Sexual reproduction is the union of two gametes, one from each parent. The sperm comes from the father while the egg from the mother. Each gamete has a haploid chromosome number, that is, half of the total number. This is due to meiosis, where one cell (that contains a chromosome having 2 strands) divides two times. The first division occurs to a duplication of the cell, resulting to two cells having the same chromosome. The second division further divides these cells, but this time the chromosome is split, leaving one strand of each on the gametes.
Fertilization then takes place, and the single stranded chromosomes from each gamete fuses together, creating an offspring that has combined features from both parents, and not genetically similar to anyone of them (Campbell and Reece, 2005). One example of an inherited disease is Ichthyosis.

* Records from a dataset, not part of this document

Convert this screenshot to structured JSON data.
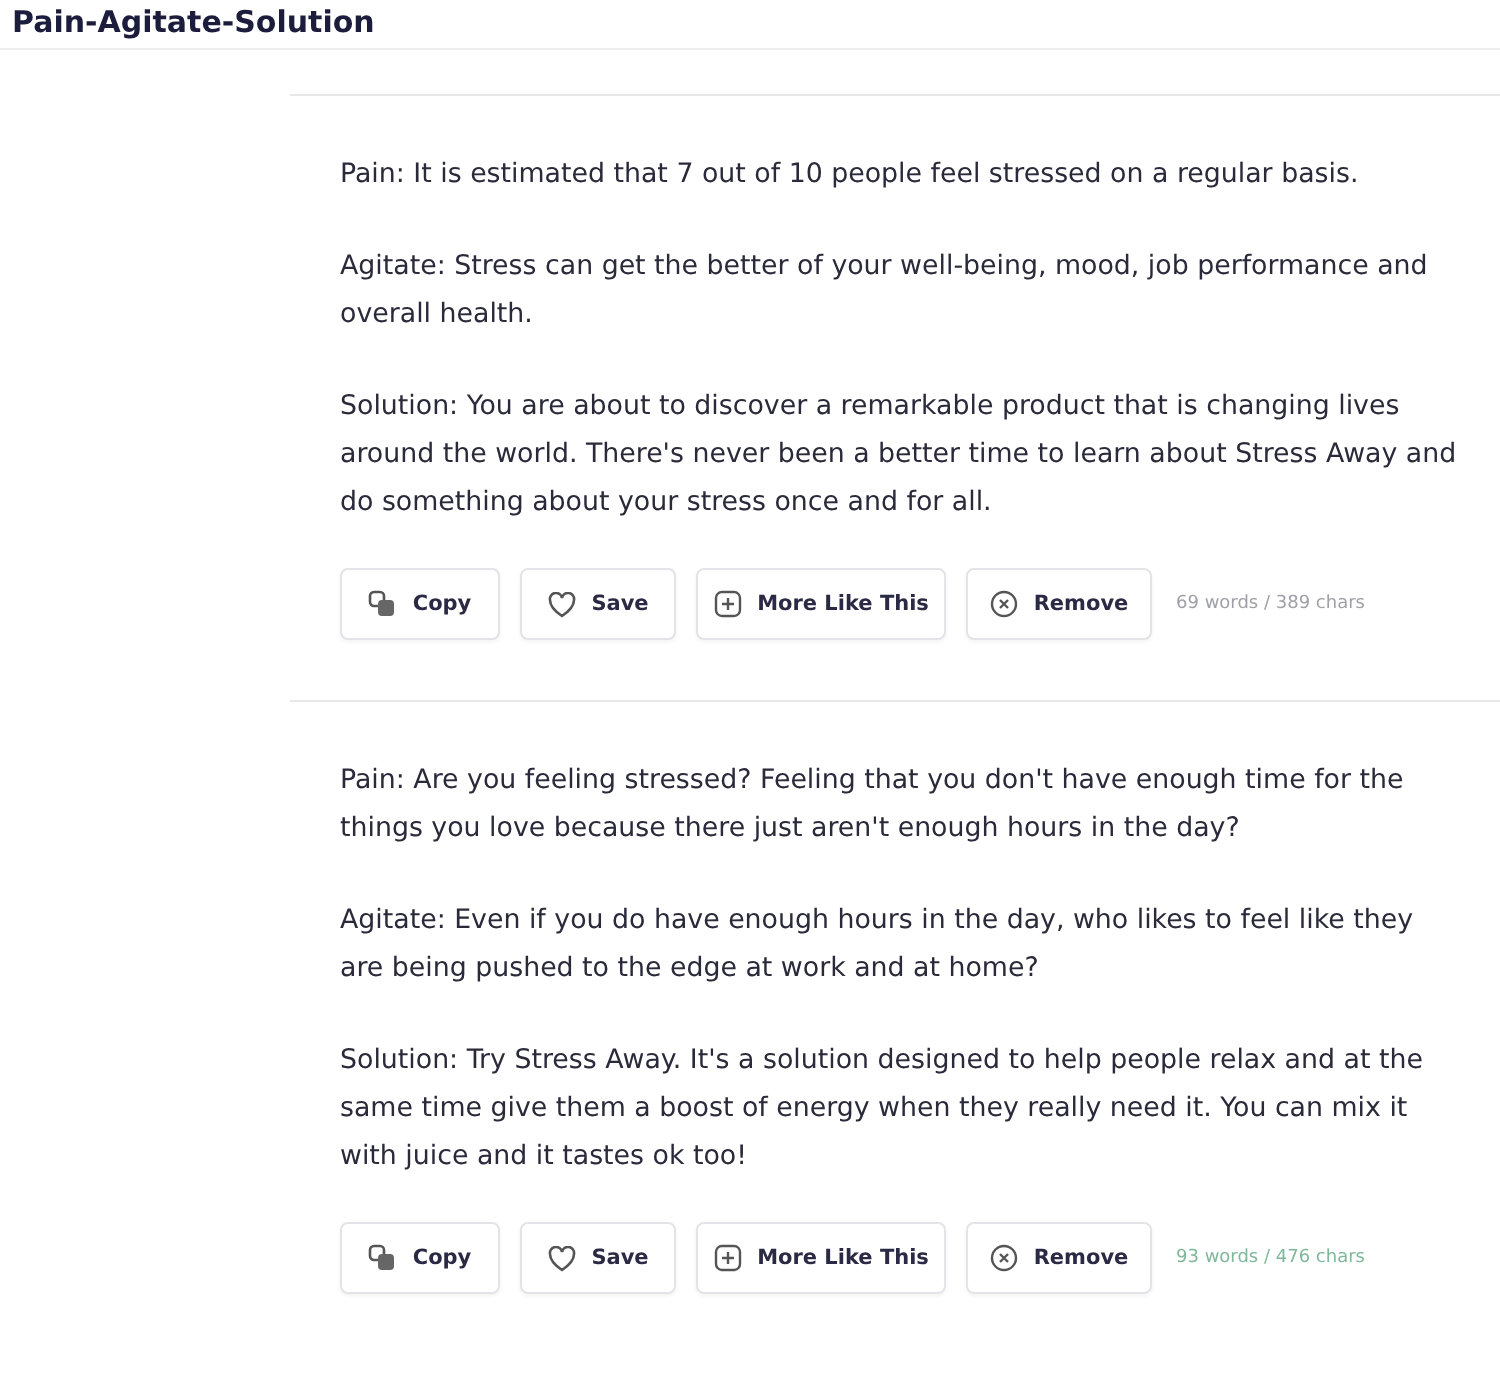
{
  "title": "Pain-Agitate-Solution",
  "results": [
    {
      "paragraphs": [
        "Pain: It is estimated that 7 out of 10 people feel stressed on a regular basis.",
        "Agitate: Stress can get the better of your well-being, mood, job performance and overall health.",
        "Solution: You are about to discover a remarkable product that is changing lives around the world. There's never been a better time to learn about Stress Away and do something about your stress once and for all."
      ],
      "buttons": [
        {
          "kind": "copy",
          "label": "Copy"
        },
        {
          "kind": "save",
          "label": "Save"
        },
        {
          "kind": "more",
          "label": "More Like This"
        },
        {
          "kind": "remove",
          "label": "Remove"
        }
      ],
      "stats": "69 words / 389 chars",
      "color": "#a0a0a8"
    },
    {
      "paragraphs": [
        "Pain: Are you feeling stressed? Feeling that you don't have enough time for the things you love because there just aren't enough hours in the day?",
        "Agitate: Even if you do have enough hours in the day, who likes to feel like they are being pushed to the edge at work and at home?",
        "Solution: Try Stress Away. It's a solution designed to help people relax and at the same time give them a boost of energy when they really need it. You can mix it with juice and it tastes ok too!"
      ],
      "buttons": [
        {
          "kind": "copy",
          "label": "Copy"
        },
        {
          "kind": "save",
          "label": "Save"
        },
        {
          "kind": "more",
          "label": "More Like This"
        },
        {
          "kind": "remove",
          "label": "Remove"
        }
      ],
      "stats": "93 words / 476 chars",
      "color": "#7fb89a"
    }
  ]
}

It is a disorder resulting from a mutation in the X chromosome which renders the patient unable to correctly synthesize an important enzyme, steroid sulfatase. As such, the mutated enzyme is unable to break down cholesterol sulfate, causing the skin of the patient to clump and form scales.
Since the disease is caused by a disorder in the X chromosome, it is passed on through the offspring, whether male or female. A female, having an XX chromosome, can easily mask this disease since one of its X chromosome is surely safe coming from the mother. A male, however, being XY in chromosome composition, cannot mask the disorder brought about by the deficient X chromosome (Campbell and Recce 2005). References: Neil A. Campbell, Jane B. Reece. 2005. Biology. New Jersey: Pearson, Benjamin Cummings.